* _EXERCISE INSTRUCTIONS_:
Only the number is requested. Tally the lines of the data that hold the string "JSON".

* _EXTRACTED RECORDS_:
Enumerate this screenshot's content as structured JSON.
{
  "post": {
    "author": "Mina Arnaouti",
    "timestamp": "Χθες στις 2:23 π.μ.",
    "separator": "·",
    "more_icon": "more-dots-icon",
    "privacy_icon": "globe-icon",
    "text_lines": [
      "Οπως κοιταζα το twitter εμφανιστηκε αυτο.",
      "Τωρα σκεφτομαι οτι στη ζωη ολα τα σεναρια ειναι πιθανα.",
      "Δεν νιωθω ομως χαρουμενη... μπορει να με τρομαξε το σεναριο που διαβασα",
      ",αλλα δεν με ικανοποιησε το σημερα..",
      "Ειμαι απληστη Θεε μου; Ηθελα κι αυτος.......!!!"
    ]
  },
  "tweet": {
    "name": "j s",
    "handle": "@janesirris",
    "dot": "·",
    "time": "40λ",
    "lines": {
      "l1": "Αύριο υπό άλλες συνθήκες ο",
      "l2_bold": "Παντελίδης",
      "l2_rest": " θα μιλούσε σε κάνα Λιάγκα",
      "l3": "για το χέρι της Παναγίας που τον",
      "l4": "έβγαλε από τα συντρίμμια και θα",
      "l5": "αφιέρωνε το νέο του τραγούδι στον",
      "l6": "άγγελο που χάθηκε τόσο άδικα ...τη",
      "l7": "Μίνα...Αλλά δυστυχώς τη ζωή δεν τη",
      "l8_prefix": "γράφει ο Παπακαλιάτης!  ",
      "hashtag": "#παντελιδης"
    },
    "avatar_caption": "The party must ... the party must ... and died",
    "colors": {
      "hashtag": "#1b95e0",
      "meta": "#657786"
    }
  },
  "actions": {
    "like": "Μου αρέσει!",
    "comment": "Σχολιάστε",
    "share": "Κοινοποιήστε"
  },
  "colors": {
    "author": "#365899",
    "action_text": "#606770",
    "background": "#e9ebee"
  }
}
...
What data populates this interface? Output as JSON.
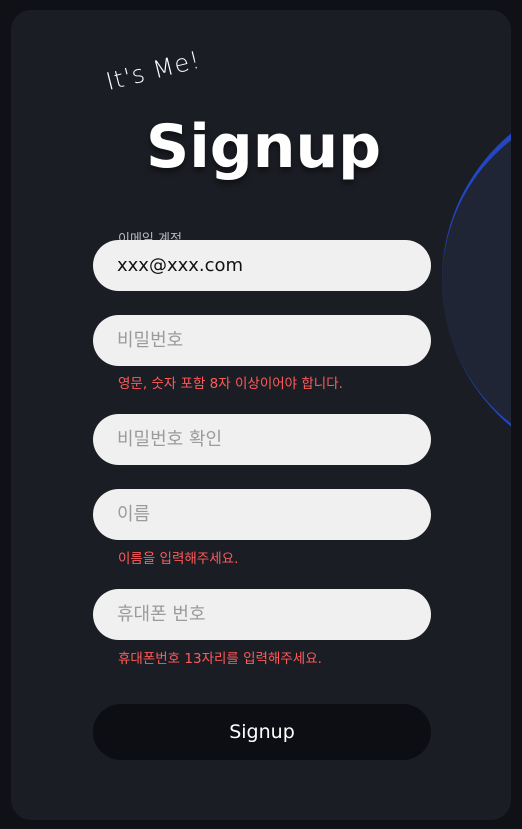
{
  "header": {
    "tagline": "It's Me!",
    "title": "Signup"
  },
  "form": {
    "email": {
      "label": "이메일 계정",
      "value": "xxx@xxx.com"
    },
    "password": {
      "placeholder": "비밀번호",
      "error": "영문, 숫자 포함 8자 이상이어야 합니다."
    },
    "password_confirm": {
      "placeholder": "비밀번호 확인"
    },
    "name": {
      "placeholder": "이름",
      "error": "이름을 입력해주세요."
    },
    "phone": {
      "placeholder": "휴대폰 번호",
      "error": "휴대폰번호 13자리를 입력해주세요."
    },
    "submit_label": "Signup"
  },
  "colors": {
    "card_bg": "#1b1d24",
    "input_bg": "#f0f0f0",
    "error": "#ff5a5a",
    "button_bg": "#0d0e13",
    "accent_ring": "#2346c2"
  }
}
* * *
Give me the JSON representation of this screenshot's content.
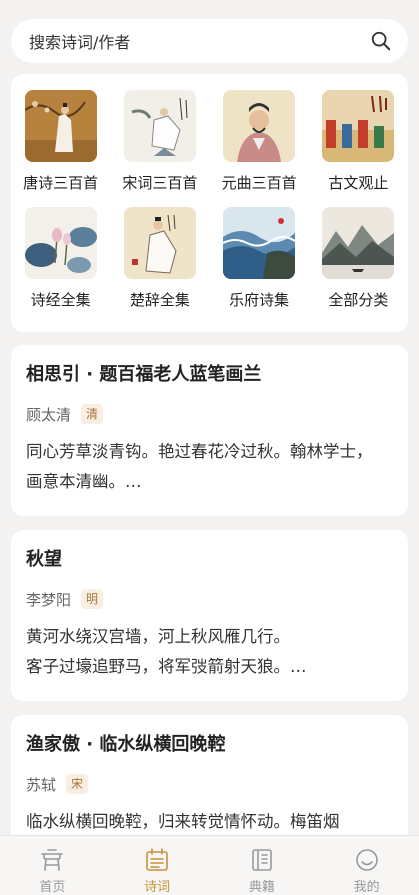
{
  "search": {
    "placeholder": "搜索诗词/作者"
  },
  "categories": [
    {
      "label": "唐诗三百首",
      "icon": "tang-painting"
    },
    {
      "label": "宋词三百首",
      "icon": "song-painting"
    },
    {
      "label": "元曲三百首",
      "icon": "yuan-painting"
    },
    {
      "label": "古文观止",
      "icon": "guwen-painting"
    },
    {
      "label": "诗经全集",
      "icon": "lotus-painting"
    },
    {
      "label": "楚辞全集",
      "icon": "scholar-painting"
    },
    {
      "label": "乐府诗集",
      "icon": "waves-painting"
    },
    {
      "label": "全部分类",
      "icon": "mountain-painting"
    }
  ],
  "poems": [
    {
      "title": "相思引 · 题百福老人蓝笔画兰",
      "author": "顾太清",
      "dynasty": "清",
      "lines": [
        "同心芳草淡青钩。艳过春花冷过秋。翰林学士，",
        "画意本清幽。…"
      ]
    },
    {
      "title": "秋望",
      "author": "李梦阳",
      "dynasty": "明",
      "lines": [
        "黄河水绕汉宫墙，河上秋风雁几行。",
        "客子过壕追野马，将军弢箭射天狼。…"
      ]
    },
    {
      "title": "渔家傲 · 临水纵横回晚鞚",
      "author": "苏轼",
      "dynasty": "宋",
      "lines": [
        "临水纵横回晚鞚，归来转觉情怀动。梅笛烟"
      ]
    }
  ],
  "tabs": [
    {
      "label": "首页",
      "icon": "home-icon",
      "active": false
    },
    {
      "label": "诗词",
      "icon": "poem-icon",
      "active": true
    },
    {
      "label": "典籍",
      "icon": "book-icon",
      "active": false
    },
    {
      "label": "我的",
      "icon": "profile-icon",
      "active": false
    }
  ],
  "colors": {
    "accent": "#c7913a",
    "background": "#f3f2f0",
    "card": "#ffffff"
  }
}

* _EXERCISE RESULT_:
3